  • 1/4 cup chopped onion
  • 2 stalks celery
  • juice of 1/2 lemon
  • dash of cayenne pepper or to taste. Follow directions (above).

This tomato and pesto flavored chip is made with Purple Curly Kale.

  • 1 large Tomato
  • 1 medium small yellow zucchini
  • approx. 1 cup chopped red bell pepper
  • 1/4 cup pine nuts
  • 1 large bunch fresh basil
  • 1 clove garlic
  • 1/4 cup chopped onion or leek 
I changed this recipe by adding a few tiny tomatoes and some wonderful dehydrated tomato slices, a green zucchini, doubled the garlic, freshly shelled pine nuts, more onion, 1/2 teaspoon of Celtic sea salt, added a jalapeno pepper and nutritional yeast (Making it a "cheezy" Italian, I guess). I also pulled the curly kale into bite size pieces away from the central stem, mostly to save space in the dehydrator but also making the "massaging" of the sauce into the kale easier and faster. Hmmmm.....I guess it's a different recipe now, as I seem to have changed every ingredient.

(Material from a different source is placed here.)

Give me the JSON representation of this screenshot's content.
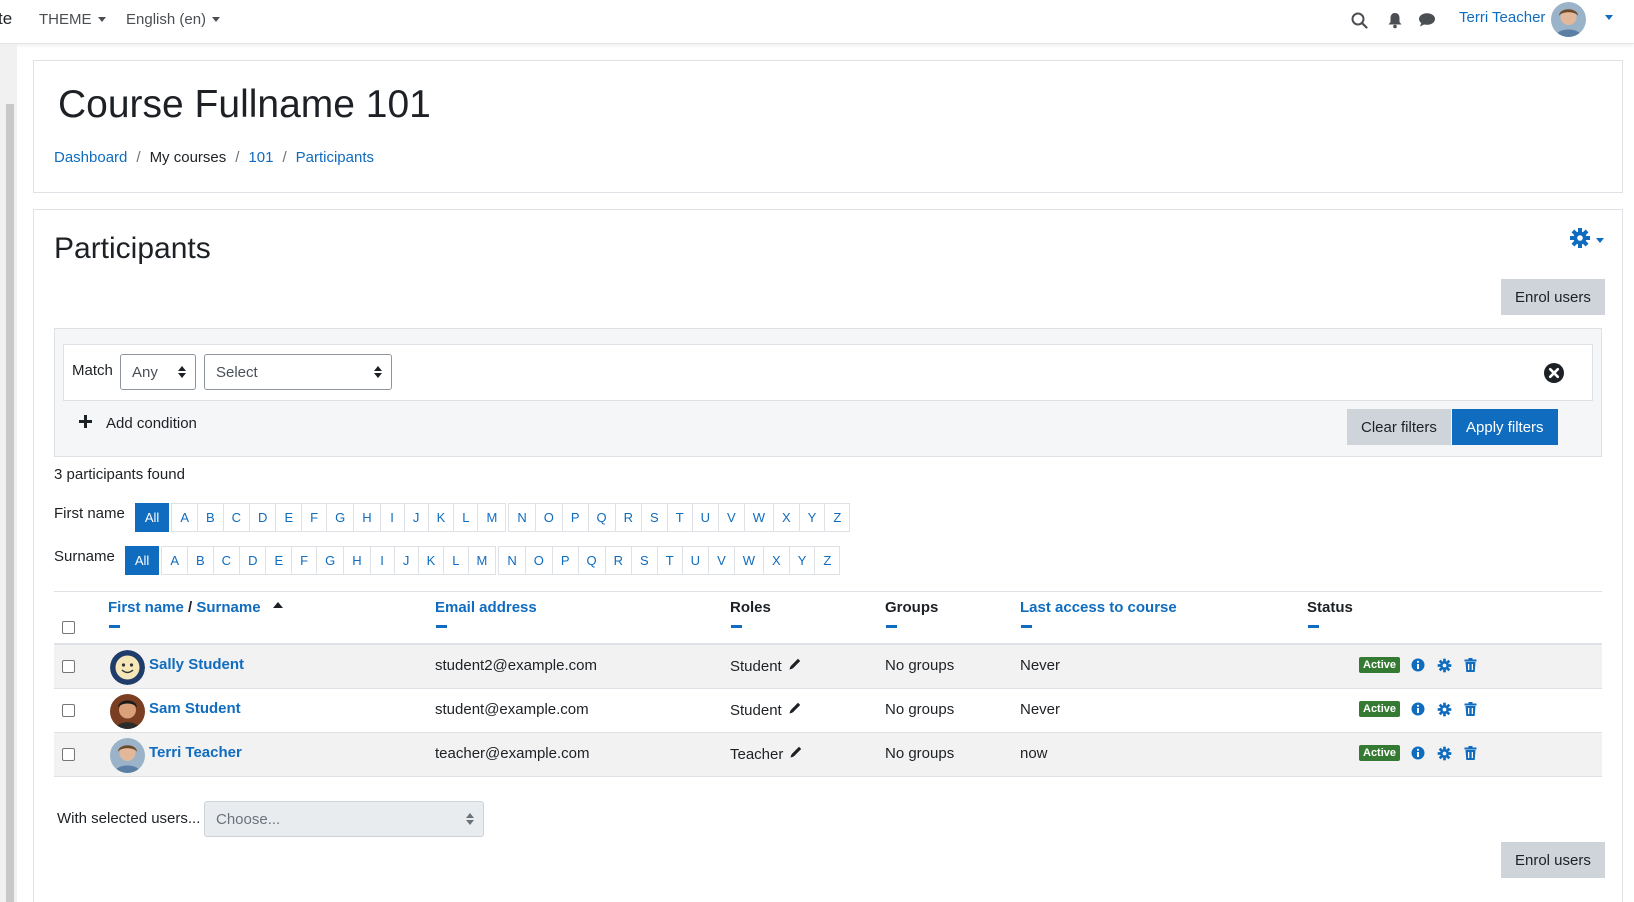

I like these spicy, tomato flavoured chips. I also like that they are torn into small pieces so they can be eaten like popcorn.....not as formal or beautiful as dipping and dehydrating the whole leaf, but still good. The cheesy kale chips, the first recipe, is still my favourite but variety, after all, is the spice of life.